About this exercise
Reproduce each entry below verbatim.

Supplied entries
+---+
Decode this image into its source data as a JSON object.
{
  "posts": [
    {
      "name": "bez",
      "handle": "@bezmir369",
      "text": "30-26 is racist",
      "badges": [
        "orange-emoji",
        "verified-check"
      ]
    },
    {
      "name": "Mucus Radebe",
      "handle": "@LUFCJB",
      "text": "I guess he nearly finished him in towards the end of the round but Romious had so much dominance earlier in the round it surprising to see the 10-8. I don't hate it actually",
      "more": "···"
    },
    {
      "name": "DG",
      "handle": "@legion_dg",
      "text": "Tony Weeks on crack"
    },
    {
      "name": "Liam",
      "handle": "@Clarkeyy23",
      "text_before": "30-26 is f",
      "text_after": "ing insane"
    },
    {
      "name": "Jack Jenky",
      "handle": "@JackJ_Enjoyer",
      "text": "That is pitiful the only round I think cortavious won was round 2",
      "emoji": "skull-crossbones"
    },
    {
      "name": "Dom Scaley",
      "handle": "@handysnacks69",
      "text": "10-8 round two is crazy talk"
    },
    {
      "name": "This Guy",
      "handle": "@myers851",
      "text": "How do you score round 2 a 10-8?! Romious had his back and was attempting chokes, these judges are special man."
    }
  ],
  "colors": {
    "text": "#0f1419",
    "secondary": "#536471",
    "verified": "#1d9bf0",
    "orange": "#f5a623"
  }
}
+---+
Exercise output
Decode this image into its source data as a JSON object.
{
  "posts": [
    {
      "name": "bez",
      "handle": "@bezmir369",
      "text": "30-26 is racist",
      "badges": [
        "orange-emoji",
        "verified-check"
      ]
    },
    {
      "name": "Mucus Radebe",
      "handle": "@LUFCJB",
      "text": "I guess he nearly finished him in towards the end of the round but Romious had so much dominance earlier in the round it surprising to see the 10-8. I don't hate it actually",
      "more": "···"
    },
    {
      "name": "DG",
      "handle": "@legion_dg",
      "text": "Tony Weeks on crack"
    },
    {
      "name": "Liam",
      "handle": "@Clarkeyy23",
      "text_before": "30-26 is f",
      "text_after": "ing insane"
    },
    {
      "name": "Jack Jenky",
      "handle": "@JackJ_Enjoyer",
      "text": "That is pitiful the only round I think cortavious won was round 2",
      "emoji": "skull-crossbones"
    },
    {
      "name": "Dom Scaley",
      "handle": "@handysnacks69",
      "text": "10-8 round two is crazy talk"
    },
    {
      "name": "This Guy",
      "handle": "@myers851",
      "text": "How do you score round 2 a 10-8?! Romious had his back and was attempting chokes, these judges are special man."
    }
  ],
  "colors": {
    "text": "#0f1419",
    "secondary": "#536471",
    "verified": "#1d9bf0",
    "orange": "#f5a623"
  }
}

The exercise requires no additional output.